## What you are asked to do:
Your answer should be one number, the count of lines in the records that carry the string "ArtBoxerBG".

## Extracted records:
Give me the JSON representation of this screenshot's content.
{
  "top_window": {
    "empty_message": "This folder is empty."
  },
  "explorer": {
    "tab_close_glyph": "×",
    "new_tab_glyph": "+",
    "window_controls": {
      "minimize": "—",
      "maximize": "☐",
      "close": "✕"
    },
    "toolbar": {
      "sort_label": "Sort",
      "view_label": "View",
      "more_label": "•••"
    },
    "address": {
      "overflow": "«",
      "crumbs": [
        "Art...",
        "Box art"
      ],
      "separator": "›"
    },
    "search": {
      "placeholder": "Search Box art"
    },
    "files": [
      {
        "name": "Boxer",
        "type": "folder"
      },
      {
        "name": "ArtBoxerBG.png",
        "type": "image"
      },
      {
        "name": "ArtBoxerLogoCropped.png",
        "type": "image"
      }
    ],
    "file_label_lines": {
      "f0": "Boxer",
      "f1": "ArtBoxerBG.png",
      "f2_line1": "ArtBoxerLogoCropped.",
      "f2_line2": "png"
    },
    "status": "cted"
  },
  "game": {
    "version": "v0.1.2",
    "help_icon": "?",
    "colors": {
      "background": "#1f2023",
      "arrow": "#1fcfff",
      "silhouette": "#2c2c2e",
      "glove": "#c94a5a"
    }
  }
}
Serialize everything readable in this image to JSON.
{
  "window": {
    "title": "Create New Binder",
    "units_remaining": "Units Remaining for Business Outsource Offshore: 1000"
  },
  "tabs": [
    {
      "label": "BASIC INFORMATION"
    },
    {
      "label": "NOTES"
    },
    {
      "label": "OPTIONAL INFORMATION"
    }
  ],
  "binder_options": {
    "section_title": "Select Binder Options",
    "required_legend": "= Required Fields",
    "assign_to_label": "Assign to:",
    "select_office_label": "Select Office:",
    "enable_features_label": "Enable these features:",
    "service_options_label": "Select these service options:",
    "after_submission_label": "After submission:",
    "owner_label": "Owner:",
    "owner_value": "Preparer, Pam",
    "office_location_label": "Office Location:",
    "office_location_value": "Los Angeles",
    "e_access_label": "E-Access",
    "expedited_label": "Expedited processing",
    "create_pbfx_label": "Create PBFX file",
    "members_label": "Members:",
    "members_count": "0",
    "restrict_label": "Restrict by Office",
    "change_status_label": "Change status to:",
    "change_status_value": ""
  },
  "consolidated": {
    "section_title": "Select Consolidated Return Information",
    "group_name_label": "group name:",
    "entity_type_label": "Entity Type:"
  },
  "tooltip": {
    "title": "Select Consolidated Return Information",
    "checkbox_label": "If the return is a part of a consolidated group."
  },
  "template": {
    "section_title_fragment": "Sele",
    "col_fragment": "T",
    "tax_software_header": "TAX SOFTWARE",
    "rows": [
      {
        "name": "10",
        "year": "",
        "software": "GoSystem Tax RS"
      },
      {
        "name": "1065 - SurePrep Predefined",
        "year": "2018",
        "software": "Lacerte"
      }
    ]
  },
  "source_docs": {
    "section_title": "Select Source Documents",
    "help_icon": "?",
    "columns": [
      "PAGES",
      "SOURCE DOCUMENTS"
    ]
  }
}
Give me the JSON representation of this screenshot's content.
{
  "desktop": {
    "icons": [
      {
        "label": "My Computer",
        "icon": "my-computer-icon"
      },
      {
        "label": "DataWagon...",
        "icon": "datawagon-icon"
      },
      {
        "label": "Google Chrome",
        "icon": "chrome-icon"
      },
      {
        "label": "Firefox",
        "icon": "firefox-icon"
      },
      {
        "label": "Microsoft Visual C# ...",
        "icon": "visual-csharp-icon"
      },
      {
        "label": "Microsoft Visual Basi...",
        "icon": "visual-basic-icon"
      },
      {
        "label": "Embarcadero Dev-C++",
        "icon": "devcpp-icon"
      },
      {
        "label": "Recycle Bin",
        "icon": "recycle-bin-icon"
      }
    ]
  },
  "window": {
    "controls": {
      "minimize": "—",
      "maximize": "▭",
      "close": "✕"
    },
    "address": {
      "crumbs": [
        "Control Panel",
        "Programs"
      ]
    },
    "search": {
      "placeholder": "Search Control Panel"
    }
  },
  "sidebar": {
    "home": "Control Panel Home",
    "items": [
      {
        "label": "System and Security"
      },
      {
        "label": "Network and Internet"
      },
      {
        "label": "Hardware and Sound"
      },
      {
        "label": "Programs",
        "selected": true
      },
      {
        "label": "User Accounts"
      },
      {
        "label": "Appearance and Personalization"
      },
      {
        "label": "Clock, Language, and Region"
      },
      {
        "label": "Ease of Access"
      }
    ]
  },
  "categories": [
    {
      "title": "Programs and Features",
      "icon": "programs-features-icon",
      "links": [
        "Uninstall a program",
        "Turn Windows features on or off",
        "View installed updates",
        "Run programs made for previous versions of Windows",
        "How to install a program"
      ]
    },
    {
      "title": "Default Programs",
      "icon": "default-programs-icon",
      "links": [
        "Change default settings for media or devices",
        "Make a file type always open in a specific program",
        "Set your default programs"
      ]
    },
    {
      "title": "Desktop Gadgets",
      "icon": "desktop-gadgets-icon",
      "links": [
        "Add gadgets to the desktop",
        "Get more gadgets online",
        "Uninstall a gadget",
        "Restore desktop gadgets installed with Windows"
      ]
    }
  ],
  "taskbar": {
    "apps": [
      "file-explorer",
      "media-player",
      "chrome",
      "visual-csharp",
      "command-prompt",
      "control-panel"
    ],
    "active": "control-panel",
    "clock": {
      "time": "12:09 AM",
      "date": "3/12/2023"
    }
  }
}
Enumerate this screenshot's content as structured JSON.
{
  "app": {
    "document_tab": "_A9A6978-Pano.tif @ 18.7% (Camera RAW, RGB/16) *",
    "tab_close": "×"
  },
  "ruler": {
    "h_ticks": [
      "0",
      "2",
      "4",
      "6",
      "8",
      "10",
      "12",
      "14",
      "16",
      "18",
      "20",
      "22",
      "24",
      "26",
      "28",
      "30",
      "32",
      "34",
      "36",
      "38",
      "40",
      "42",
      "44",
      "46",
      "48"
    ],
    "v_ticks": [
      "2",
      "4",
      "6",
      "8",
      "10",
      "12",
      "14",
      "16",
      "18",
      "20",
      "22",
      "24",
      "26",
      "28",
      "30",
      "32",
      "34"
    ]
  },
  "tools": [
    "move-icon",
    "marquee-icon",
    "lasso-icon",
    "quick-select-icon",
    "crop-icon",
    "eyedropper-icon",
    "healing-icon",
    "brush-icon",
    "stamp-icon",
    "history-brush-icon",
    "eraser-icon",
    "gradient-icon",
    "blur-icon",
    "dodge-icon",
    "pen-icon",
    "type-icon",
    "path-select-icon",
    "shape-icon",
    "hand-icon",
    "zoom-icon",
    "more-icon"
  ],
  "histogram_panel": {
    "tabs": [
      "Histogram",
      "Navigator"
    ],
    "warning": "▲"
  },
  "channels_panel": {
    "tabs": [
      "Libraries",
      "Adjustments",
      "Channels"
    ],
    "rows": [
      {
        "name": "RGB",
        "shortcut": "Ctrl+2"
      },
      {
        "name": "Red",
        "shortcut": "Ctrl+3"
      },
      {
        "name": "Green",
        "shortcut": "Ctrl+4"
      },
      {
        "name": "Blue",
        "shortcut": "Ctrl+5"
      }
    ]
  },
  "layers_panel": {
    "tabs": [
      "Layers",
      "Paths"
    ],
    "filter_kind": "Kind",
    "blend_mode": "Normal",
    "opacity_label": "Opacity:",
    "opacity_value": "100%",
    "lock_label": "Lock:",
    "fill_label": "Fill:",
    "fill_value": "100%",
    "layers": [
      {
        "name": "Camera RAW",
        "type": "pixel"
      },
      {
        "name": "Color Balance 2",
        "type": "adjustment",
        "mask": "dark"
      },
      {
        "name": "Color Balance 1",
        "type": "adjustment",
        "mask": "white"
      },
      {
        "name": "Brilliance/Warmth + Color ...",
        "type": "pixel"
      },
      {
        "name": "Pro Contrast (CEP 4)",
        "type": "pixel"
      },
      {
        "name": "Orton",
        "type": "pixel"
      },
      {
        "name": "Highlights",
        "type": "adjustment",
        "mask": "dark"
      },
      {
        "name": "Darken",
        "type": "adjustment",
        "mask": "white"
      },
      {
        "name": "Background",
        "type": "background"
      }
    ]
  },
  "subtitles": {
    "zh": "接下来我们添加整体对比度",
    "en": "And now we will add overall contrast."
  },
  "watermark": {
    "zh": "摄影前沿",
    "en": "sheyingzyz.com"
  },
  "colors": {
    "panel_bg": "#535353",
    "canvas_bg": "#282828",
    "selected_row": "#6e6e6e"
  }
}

## Final answer:
2